AzimuthElevation
AzimuthElevation

 

OWA Dipole - Average Q-factor = <1 (140-150MHz)
Average Q-factor

 

OWA Dipole - SWR
SWR

 


Folded Dipole

Click on images for full size view, opens in new window!

Folded Dipole
Folded Dipole

 

Folded Dipole in AOPAntenna File - Symbolic Dimensions
Folded Dipole in AOPAntenna File - Symbolic Dimensions
AzimuthElevation
AzimuthElevation

 

Folded Dipole - Average Q-factor = 3.2 (140-150MHz)
Average Q-factor

 

Folded Dipole - SWR
SWR

 


LFA Loop

Click on images for full size view, opens in new window!

LFA Loop
LFA Loop

 

LFA Loop in AOPAntenna File - Symbolic Dimensions
LFA Loop in AOPAntenna File - Symbolic Dimensions
AzimuthElevation
AzimuthElevation

 

LFA Loop - Average Q-factor = 2.5 (140-150MHz)
Average Q-factor

 

LFA Loop - SWR
SWR

 


V Split Dipole

Click on images for full size view, opens in new window!

V Split Dipole
V Split Dipole

 

V Split Dipole in AOPAntenna File - Symbolic Dimensions
LFA Loop in AOPAntenna File - Symbolic Dimensions
AzimuthElevation
AzimuthElevation

 

V Split Dipole - Average Q-factor = 7.1 (140-150MHz)
Average Q-factor

 

V Split Dipole - SWR
SWR

 


50Ω Coaxial Dipole Exposed!

 

Original Drawing...
Original Drawing

Background and working...

The G4CQM 50Ω Coaxial Dipole was first conceived and tested during the month of January in 1994. It is in fact a conventional Split Dipole with just one difference. There is a centre wire conductor (insulated) running through the internal bore which terminates at either end. It was intended as a drop in replacement used in 50Ω Direct Feed yagi antennas designed and manufactured by PowAbeam Antennas. It does not in itself provide matching, this occurs as a consequence of the combined interreaction of all the elements (parasitics and driven)!

It was also adopted in 1999 by Communication Aerials Ltd of Westbury Witshire as a replacement driven element for their new range of yagi antennas. A requirement of many professional deployments is the presentation of a DC loop for continuity, monitoring and testing purposes. The centre wire conductor provides for this need!

Coaxial dipoles are not new, over the decades there have been numerous implementations, and a range of performance claims.

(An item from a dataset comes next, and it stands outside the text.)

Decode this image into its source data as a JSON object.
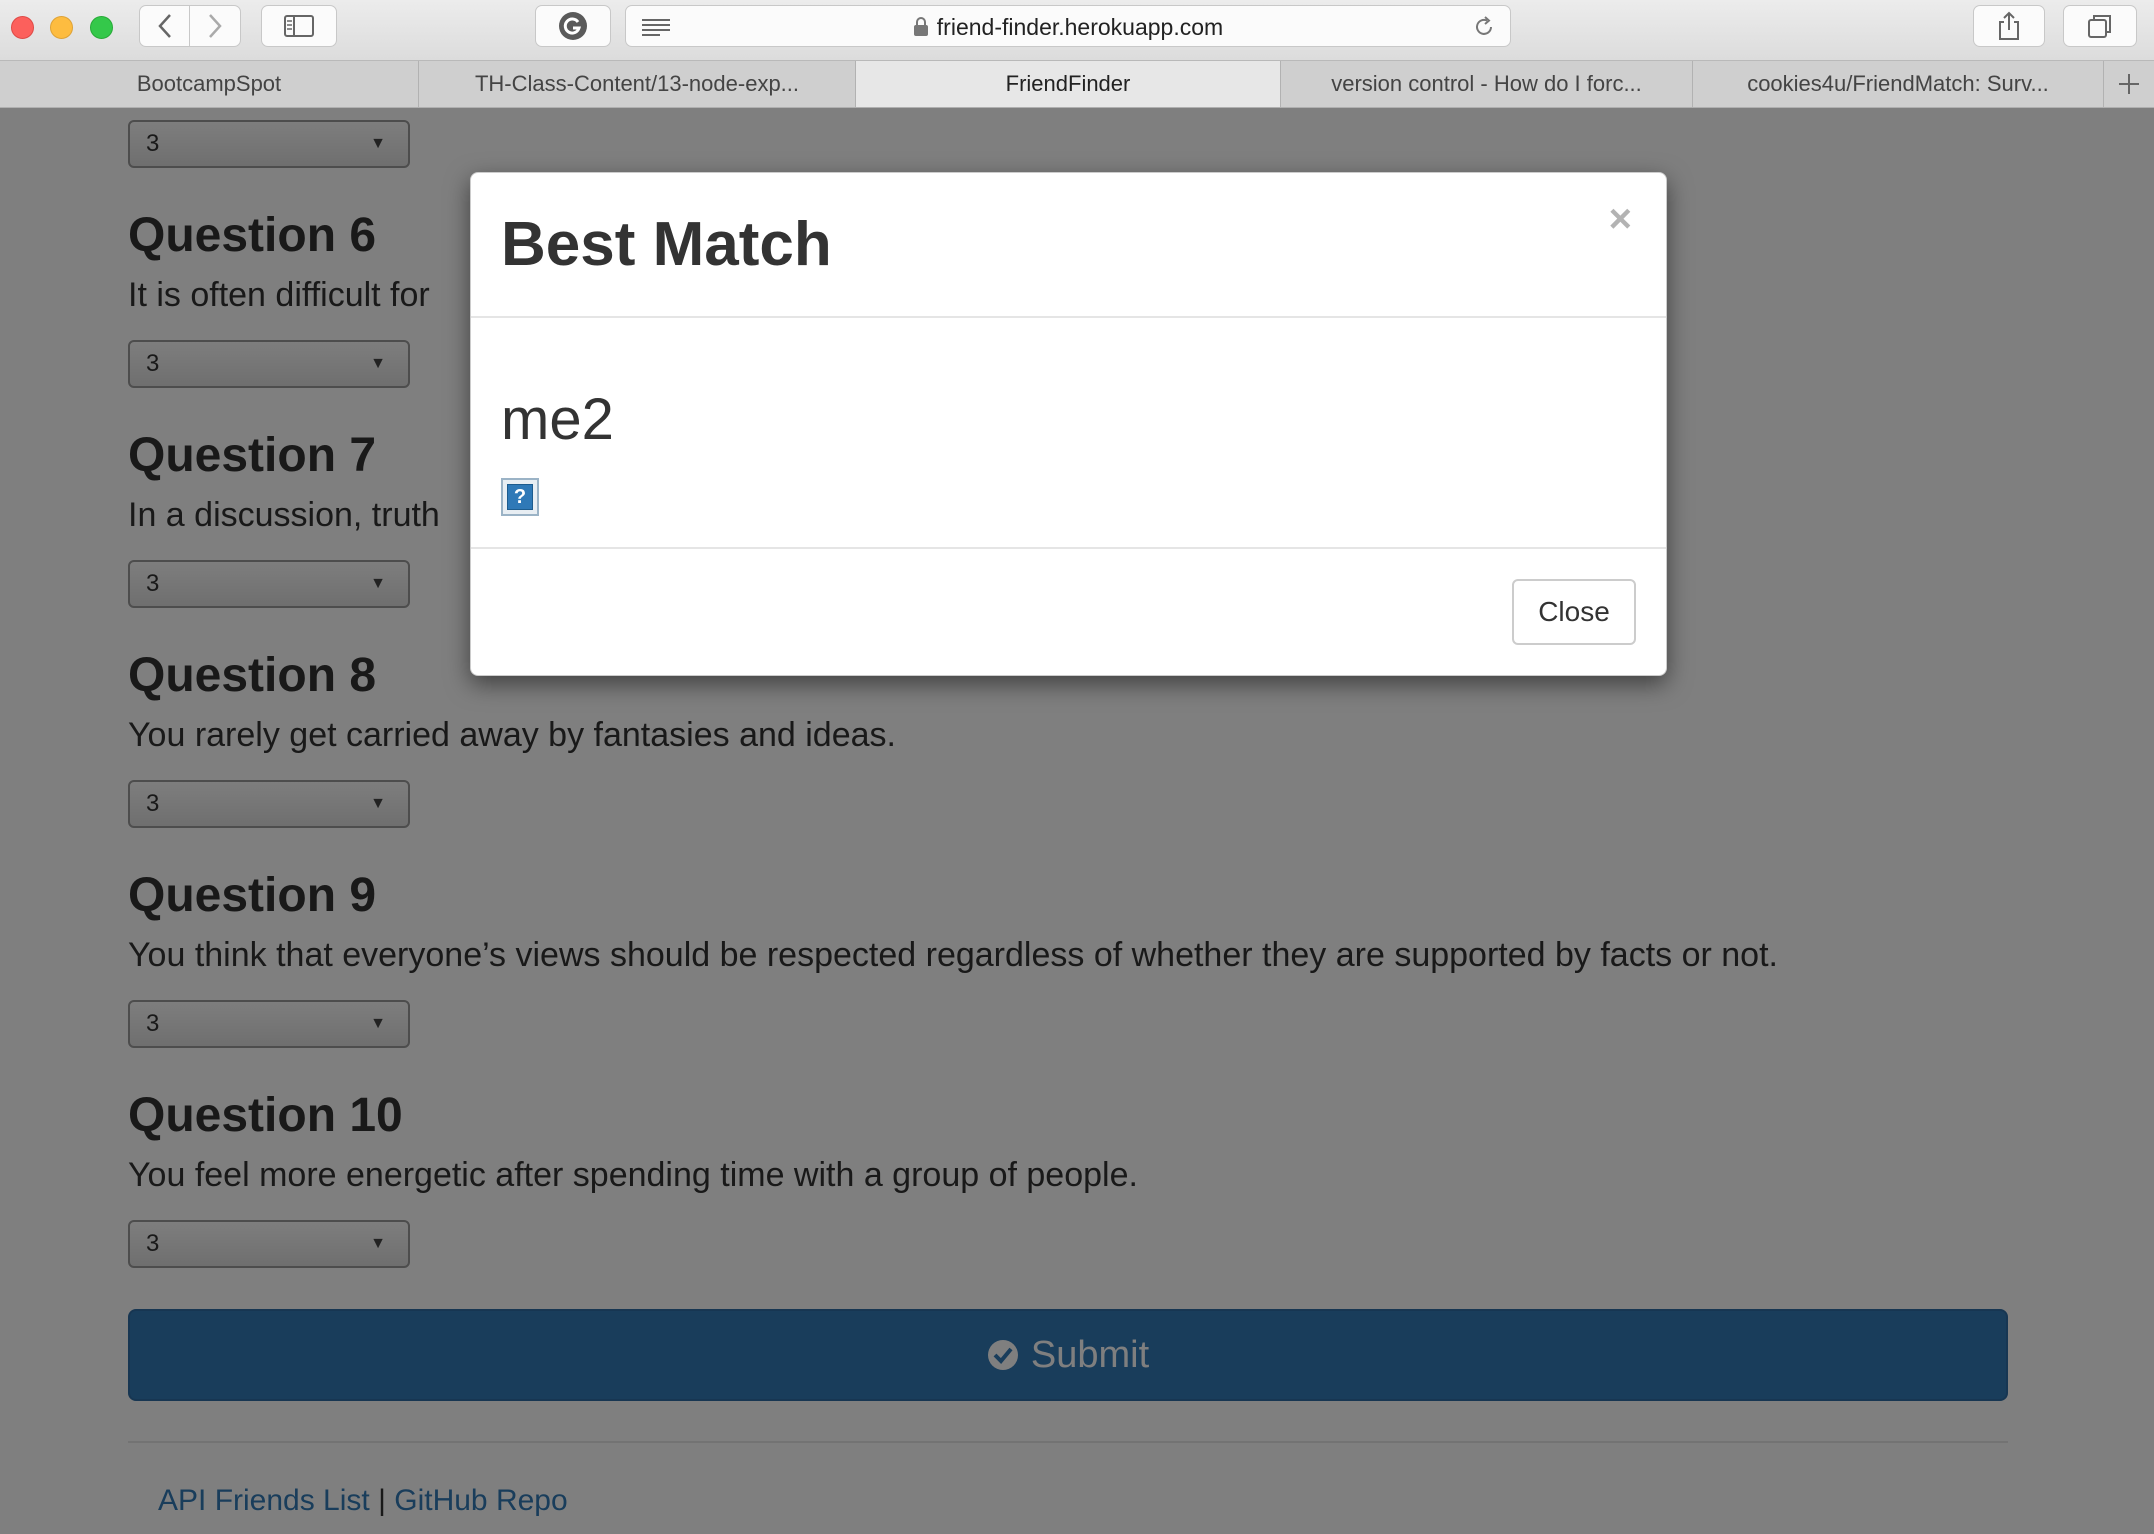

Their modus operandi has often confounded the so called experts!

 

Basic Circuit...
Basic Circuit

 

At VHF frequencies RF currents flow on the outer surface of conductors (skin effect). External surfaces of the G4CQM 50Ω Coaxial Dipole carry the flow and distribute RF current in exactly the same way as a Split Dipole, there is no difference. However, the wire inside the bore terminating at either end creates two shorted end λ/4 coaxial stubs opposing one another, as a result no RF current flows on this wire! From a DC current point of view this wire provides a loop for continuity, monitoring and testing purposes. In commercial application feeder cables usually terminate on a bulkhead patch panel which is grounded. So, the G4CQM 50Ω Coaxial Dipole enables static charges to harmlessly discharge through the internal wire and then to earth. Meanwhile nearby lightning strikes that induce currents on the dipole structure are prevented from reaching destructive transient voltages because they are shorted and discharge to safely to earth!

When the G4CQM 50Ω Coaxial Dipole is used in conjunction with a suitable slip on or clip over ferrite placed close up to the feedpoint or alternatively the 'λ/4 Half-Loop Trick' then no Balun is required.

 

Coaxial Stubs...
Coaxial Stubs

 

G4CQM's Antennas...

  • THESE YAGI ANTENNA DESIGNS ARE NOT FOR COMMERCIAL USE OF ANY KIND WITHOUT PRIOR CONSENT!
  • Private experimenters are free to use these designs for their own personal enlightenment. However, no guarantee or warranty is offered or implied.
  • MY WEBSITE DOES NOT USE COOKIES, EXTERNAL LINKS MIGHT!
Flag Counter